‘General Aviation’ is the name used in its broadest sense to include all non-scheduled corporate aviation plus private and sport aviation.   Take out the corporate jets, and we’re left with the ‘Piston GA’ category of the sort covered by my license, and including familiar planes like the four seat Cessna 172.

USA emissions data fell most readily out of Google, with the Aircraft Owners and Pilots Association (AOPA) pointing to EPA data showing GA’s contribution of less than 1% of all US GHG emissions from the transport sector, and Piston GA only 0.13%.   They argue that this is small potatoes compared to other sources more worthy of the regulator’s attention (see table) .

Table from the AOAG showing 2005 EPA data
Table from the AOPA showing 2005 EPA data

So that’s 2.4 million tonnes of CO2 from relatively small piston engined aircraft (a Tg or tera gram is one million metric tons, or tonnes) .   FAA data on the number of private licenses suggests this emission is associated with 200,000, of the 600,000 or so total pilots in the US.

In the UK, there are far fewer private pilots overall (around 35,000 license holders), and Piston GA in particular has a much smaller role in the economy.

We can estimate C02 from an assumed fuel consumption for the Cessna 172 of 8.6 US gallons per hour, producing 2.3kg CO2 per litre, equating to 75kg CO2 per hour.  Estimating the average recreational pilot is flying less than 50 hours a year equates to 3.7 tonnes CO2, which for 35,000 licensed UK pilots is 130,000 tonnes CO2.

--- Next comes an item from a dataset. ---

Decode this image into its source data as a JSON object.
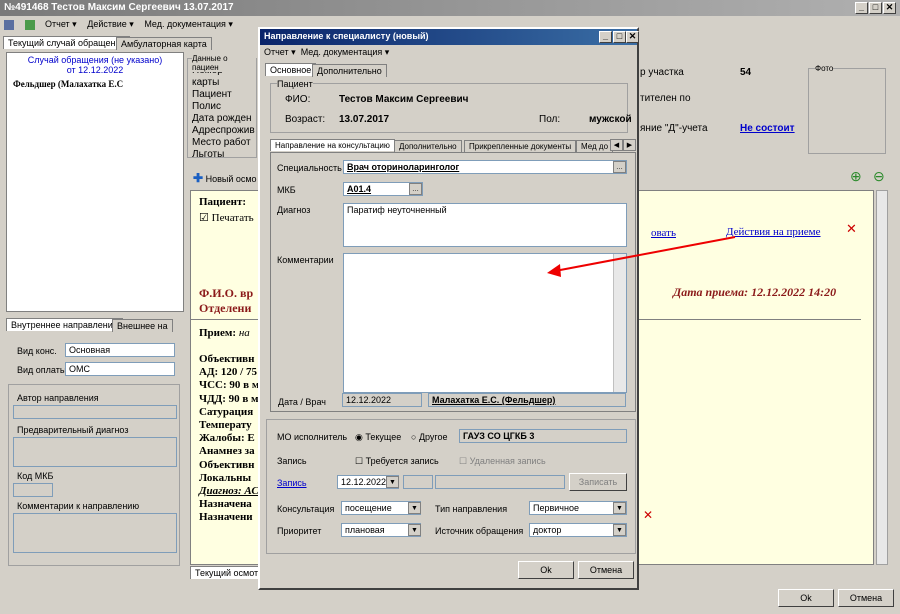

Having a low relative impact is not an excuse to do nothing in this case.  Two efforts to reduce emissions further are exemplified by the Carbon Neutral Plane Programme, which arranges for aircraft owners to offset their aircraft’s emission through financial support of CO2 reduction projects, and technology incentives like the Green Prize competition run by CAFE and reported here.  Technical innovations include engine modifications within existing airframes, such as the introduction of Full Authority Digitial Engine Control (FADEC) – for 15% fuel savings, the substitution of a single, high-efficiency jet in place of  two piston engines, and more radical solutions such as electric powered aircraft.

In summary:

  • The average guy you see out for a fly on a Sunday afternoon is putting 3.7 tonnes of CO2 into the atmosphere over the year
  • If you take one  long haul holiday with your partner, your combined associated emission is larger, at say 4 tonnes CO2,  than the private pilot’s (double that if you take a couple of kids)
  • There are around 35,000 private pilots in the UK
  • There are over 60 million people in the UK – many taking foreign holidays

I guess we all need to decide which of our carbon burning activities are the more unnecessary and decadent – it’s not obvious.  And while I sense some unreasoned prejudice against it, my point is not to defend GA or any other position, but to illustrate the importance of understanding in general on CO2 issues: (a) impact per unit activity, (b) absolute impact, and (c) the opportunity cost of not putting your time, financial, intellectual, management, and emotional  resource where it can do the most good.